### Work task
Write out each record in full and exactly as given. Skip any pictures.

### Dataset items
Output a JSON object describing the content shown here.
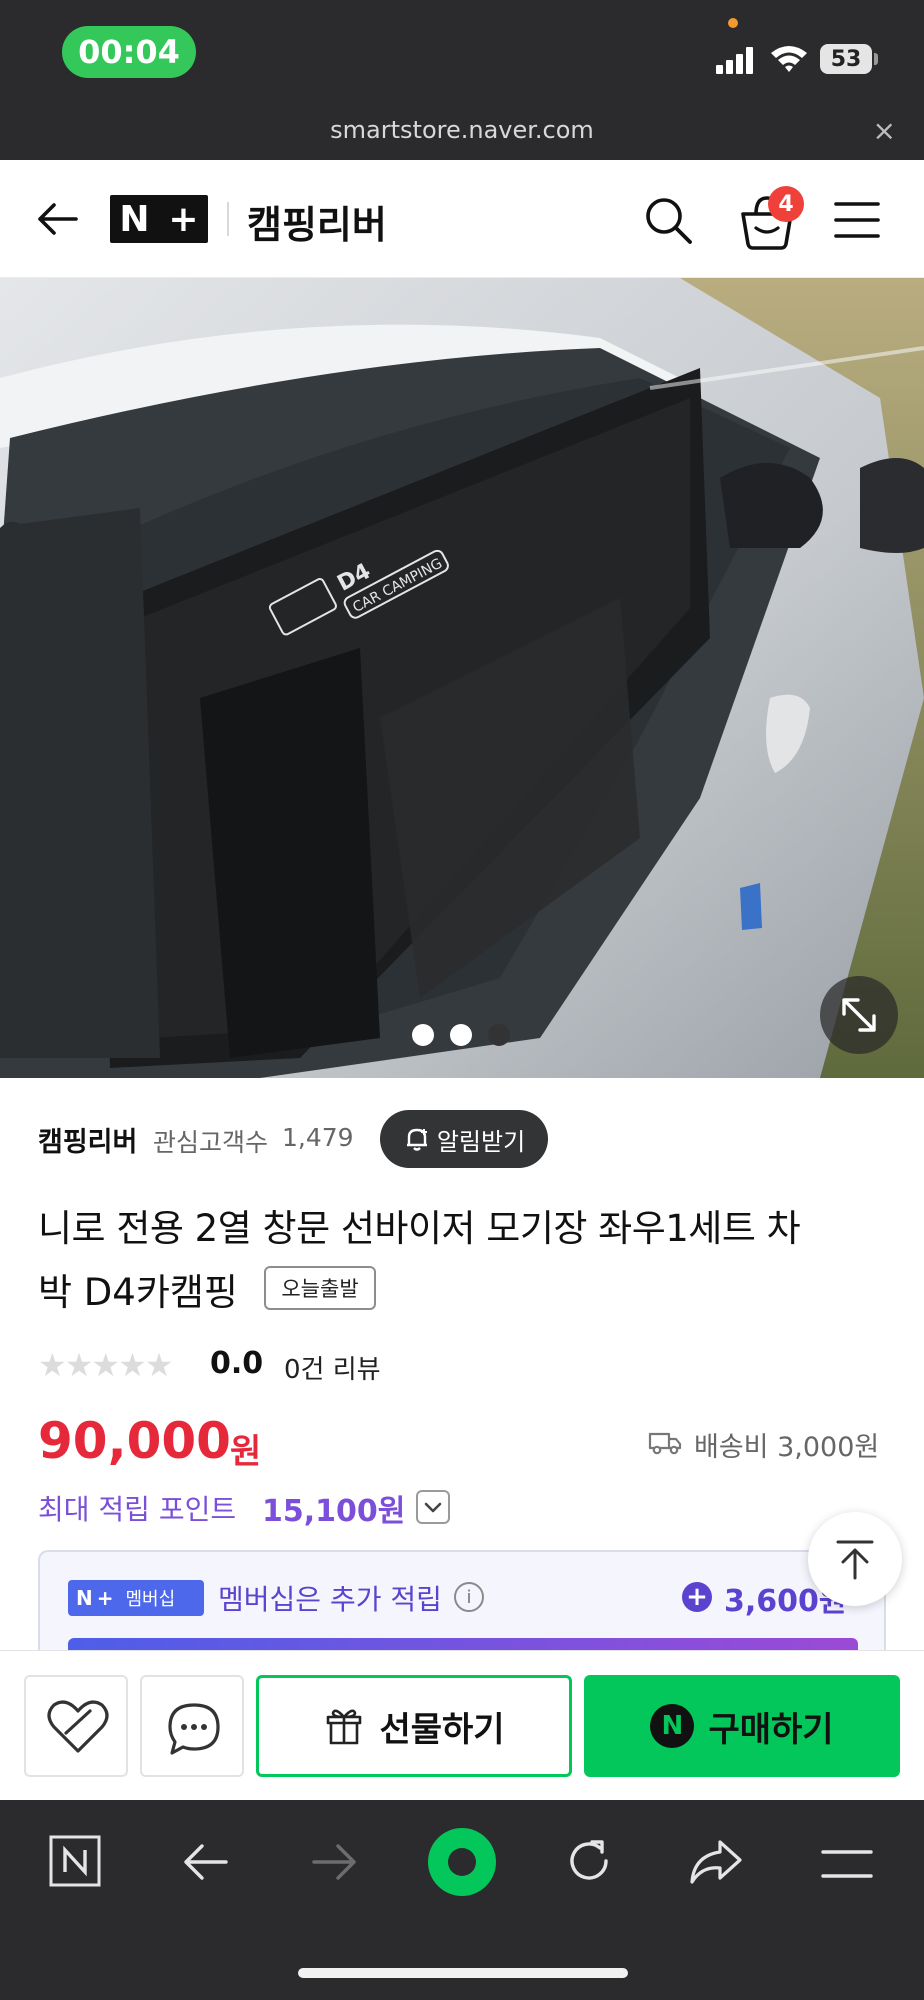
{
  "status_bar": {
    "time": "00:04",
    "battery": "53"
  },
  "url_bar": {
    "url": "smartstore.naver.com",
    "close": "×"
  },
  "header": {
    "logo_text": [
      "N",
      "+"
    ],
    "store_name": "캠핑리버",
    "cart_count": "4"
  },
  "gallery": {
    "image": "product-photo-car-window-sunshade",
    "total_images": 3,
    "active_index": 3,
    "print_text": "D4 CAR CAMPING"
  },
  "product": {
    "seller": "캠핑리버",
    "followers_label": "관심고객수",
    "followers_count": "1,479",
    "alarm_label": "알림받기",
    "title_line1": "니로 전용 2열 창문 선바이저 모기장 좌우1세트 차",
    "title_line2": "박 D4카캠핑",
    "today_badge": "오늘출발",
    "rating": "0.0",
    "review_count": "0건 리뷰",
    "stars_filled": 0,
    "price": "90,000",
    "price_unit": "원",
    "shipping": "배송비 3,000원",
    "points_label": "최대 적립 포인트",
    "points_value": "15,100원",
    "membership_badge": "멤버십",
    "membership_text": "멤버십은 추가 적립",
    "membership_amount": "3,600원"
  },
  "actions": {
    "gift_label": "선물하기",
    "buy_label": "구매하기",
    "buy_icon": "N"
  },
  "browser_toolbar": {
    "icons": [
      "naver-home-icon",
      "back-arrow-icon",
      "forward-arrow-icon",
      "green-dot-icon",
      "reload-icon",
      "share-icon",
      "menu-icon"
    ]
  },
  "colors": {
    "price": "#e5283a",
    "points": "#7b4fd9",
    "primary_green": "#03c75a",
    "badge_red": "#f0403a"
  }
}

### Your solution
Output a JSON object describing the content shown here.
{
  "status_bar": {
    "time": "00:04",
    "battery": "53"
  },
  "url_bar": {
    "url": "smartstore.naver.com",
    "close": "×"
  },
  "header": {
    "logo_text": [
      "N",
      "+"
    ],
    "store_name": "캠핑리버",
    "cart_count": "4"
  },
  "gallery": {
    "image": "product-photo-car-window-sunshade",
    "total_images": 3,
    "active_index": 3,
    "print_text": "D4 CAR CAMPING"
  },
  "product": {
    "seller": "캠핑리버",
    "followers_label": "관심고객수",
    "followers_count": "1,479",
    "alarm_label": "알림받기",
    "title_line1": "니로 전용 2열 창문 선바이저 모기장 좌우1세트 차",
    "title_line2": "박 D4카캠핑",
    "today_badge": "오늘출발",
    "rating": "0.0",
    "review_count": "0건 리뷰",
    "stars_filled": 0,
    "price": "90,000",
    "price_unit": "원",
    "shipping": "배송비 3,000원",
    "points_label": "최대 적립 포인트",
    "points_value": "15,100원",
    "membership_badge": "멤버십",
    "membership_text": "멤버십은 추가 적립",
    "membership_amount": "3,600원"
  },
  "actions": {
    "gift_label": "선물하기",
    "buy_label": "구매하기",
    "buy_icon": "N"
  },
  "browser_toolbar": {
    "icons": [
      "naver-home-icon",
      "back-arrow-icon",
      "forward-arrow-icon",
      "green-dot-icon",
      "reload-icon",
      "share-icon",
      "menu-icon"
    ]
  },
  "colors": {
    "price": "#e5283a",
    "points": "#7b4fd9",
    "primary_green": "#03c75a",
    "badge_red": "#f0403a"
  }
}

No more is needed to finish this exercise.